Element data from apps and pages:
========================================================================

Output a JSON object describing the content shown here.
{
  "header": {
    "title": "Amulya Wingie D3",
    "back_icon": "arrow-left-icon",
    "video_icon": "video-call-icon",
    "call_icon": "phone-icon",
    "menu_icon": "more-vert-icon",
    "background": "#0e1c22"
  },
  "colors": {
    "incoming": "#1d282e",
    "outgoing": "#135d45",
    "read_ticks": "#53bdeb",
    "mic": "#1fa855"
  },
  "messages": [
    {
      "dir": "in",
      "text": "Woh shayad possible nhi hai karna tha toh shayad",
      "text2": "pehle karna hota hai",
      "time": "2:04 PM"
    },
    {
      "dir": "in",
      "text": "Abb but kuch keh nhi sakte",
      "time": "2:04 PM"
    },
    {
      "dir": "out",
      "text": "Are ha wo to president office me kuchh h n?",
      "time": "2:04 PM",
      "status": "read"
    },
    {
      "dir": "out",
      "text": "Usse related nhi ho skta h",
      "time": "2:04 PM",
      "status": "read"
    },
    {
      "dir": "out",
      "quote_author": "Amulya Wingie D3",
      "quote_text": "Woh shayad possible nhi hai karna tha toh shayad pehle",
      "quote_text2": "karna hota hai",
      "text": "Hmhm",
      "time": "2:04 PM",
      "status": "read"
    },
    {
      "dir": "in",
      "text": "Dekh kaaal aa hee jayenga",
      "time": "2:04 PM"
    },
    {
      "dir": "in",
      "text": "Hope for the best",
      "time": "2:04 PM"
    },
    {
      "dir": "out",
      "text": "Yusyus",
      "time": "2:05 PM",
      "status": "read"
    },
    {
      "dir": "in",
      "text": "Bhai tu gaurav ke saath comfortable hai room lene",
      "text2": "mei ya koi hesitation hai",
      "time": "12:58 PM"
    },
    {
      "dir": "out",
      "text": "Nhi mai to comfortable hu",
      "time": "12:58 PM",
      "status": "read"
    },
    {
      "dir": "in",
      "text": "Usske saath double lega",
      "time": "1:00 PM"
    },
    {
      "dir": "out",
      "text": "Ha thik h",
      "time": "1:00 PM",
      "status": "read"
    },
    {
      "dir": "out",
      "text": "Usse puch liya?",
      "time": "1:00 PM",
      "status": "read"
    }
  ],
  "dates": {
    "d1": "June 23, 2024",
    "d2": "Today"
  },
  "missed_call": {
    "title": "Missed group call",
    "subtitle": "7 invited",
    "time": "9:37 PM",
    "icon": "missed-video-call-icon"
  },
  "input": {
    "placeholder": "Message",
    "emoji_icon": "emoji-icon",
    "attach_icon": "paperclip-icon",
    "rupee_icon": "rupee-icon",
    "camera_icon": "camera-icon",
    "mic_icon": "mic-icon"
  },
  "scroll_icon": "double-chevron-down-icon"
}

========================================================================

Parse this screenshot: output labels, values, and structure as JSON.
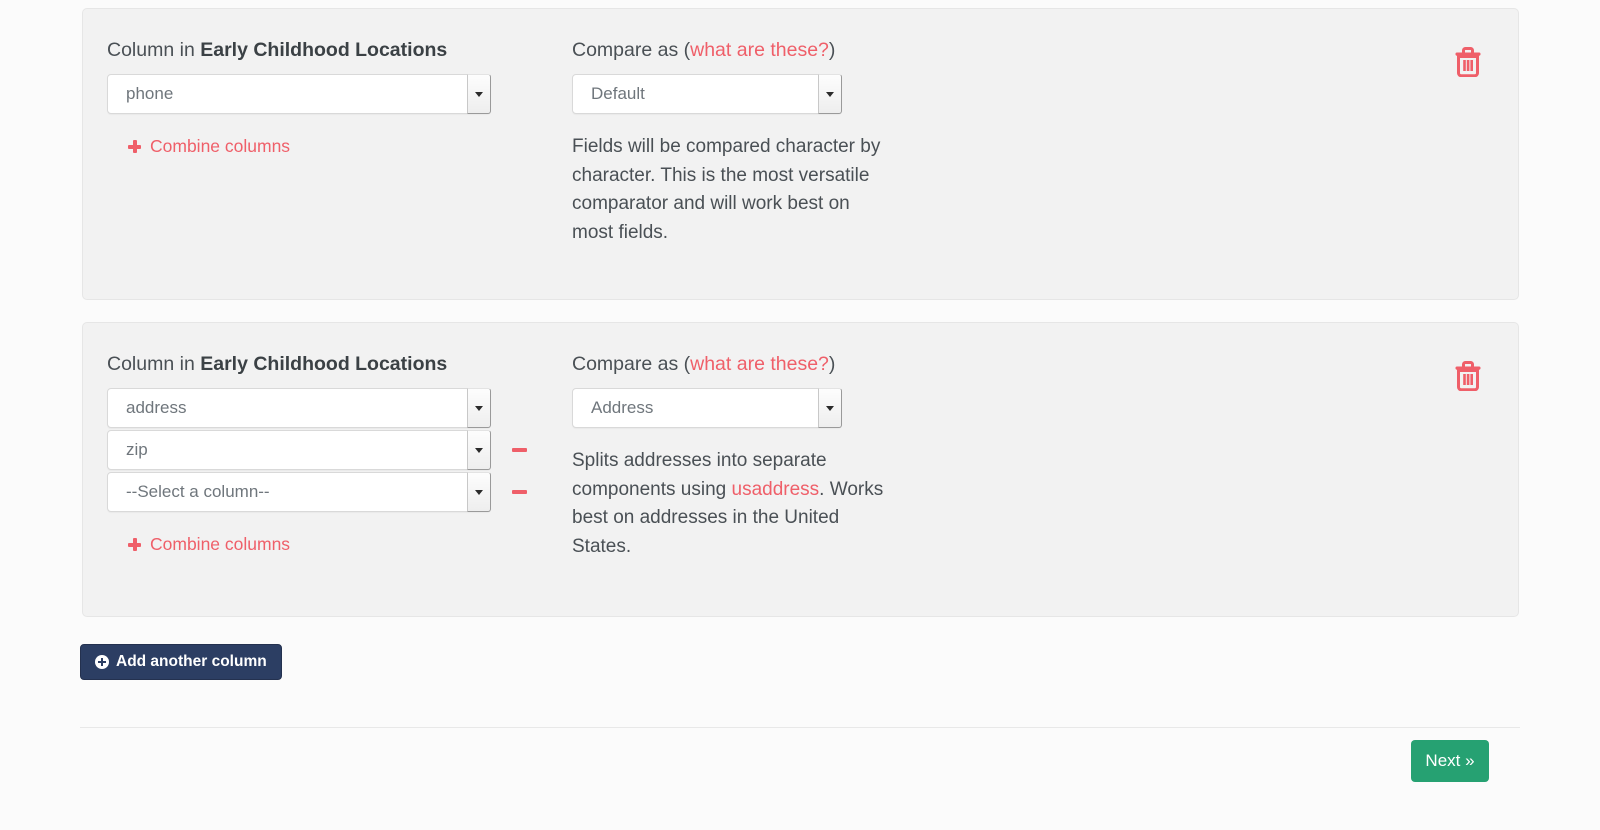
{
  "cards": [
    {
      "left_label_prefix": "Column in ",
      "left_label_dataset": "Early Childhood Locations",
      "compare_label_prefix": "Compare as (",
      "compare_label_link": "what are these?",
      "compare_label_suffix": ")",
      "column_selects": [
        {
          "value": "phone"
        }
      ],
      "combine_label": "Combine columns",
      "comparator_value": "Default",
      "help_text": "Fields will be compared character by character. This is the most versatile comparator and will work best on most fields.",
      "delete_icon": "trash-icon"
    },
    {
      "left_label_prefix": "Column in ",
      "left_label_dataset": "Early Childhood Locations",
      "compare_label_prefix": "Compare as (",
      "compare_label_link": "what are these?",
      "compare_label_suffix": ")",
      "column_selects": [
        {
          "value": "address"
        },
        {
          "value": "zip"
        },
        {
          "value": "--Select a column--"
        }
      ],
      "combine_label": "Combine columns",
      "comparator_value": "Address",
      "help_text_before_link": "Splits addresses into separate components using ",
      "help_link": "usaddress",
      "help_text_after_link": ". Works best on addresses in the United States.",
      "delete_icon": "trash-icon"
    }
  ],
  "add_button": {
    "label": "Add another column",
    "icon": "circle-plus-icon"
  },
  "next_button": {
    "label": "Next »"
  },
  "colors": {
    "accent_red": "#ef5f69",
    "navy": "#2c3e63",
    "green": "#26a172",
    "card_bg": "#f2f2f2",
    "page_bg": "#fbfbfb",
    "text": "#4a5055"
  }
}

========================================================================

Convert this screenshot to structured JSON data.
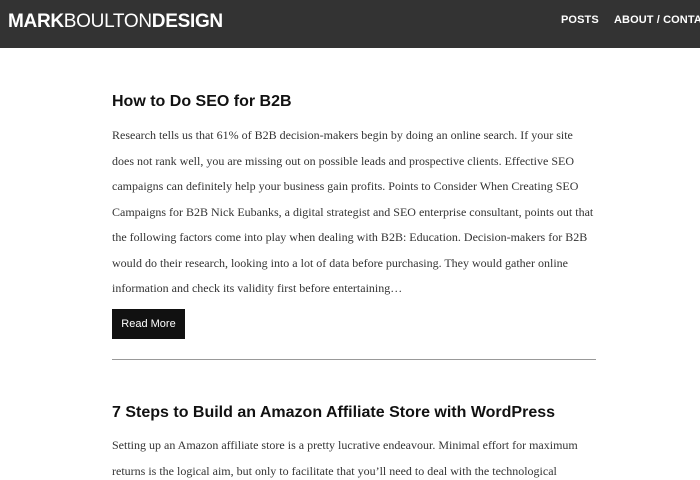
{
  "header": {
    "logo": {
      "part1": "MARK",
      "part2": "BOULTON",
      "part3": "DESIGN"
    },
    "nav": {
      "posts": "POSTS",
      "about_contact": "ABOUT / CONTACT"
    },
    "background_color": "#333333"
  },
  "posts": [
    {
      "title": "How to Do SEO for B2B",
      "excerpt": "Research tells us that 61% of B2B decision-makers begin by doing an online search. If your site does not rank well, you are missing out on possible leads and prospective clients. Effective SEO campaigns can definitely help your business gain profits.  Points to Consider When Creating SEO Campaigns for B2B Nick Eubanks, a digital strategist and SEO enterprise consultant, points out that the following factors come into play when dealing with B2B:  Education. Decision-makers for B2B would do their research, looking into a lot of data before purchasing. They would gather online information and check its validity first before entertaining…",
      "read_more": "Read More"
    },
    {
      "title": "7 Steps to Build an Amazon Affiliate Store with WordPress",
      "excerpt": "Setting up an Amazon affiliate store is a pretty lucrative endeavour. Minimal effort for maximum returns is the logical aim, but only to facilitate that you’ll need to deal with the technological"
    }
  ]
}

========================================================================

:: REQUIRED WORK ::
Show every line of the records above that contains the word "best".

:: EXPECTED ANSWER ::
      "text": "Hope for the best",
      "help_text": "Fields will be compared character by character. This is the most versatile comparator and will work best on most fields.",
      "help_text_after_link": ". Works best on addresses in the United States.",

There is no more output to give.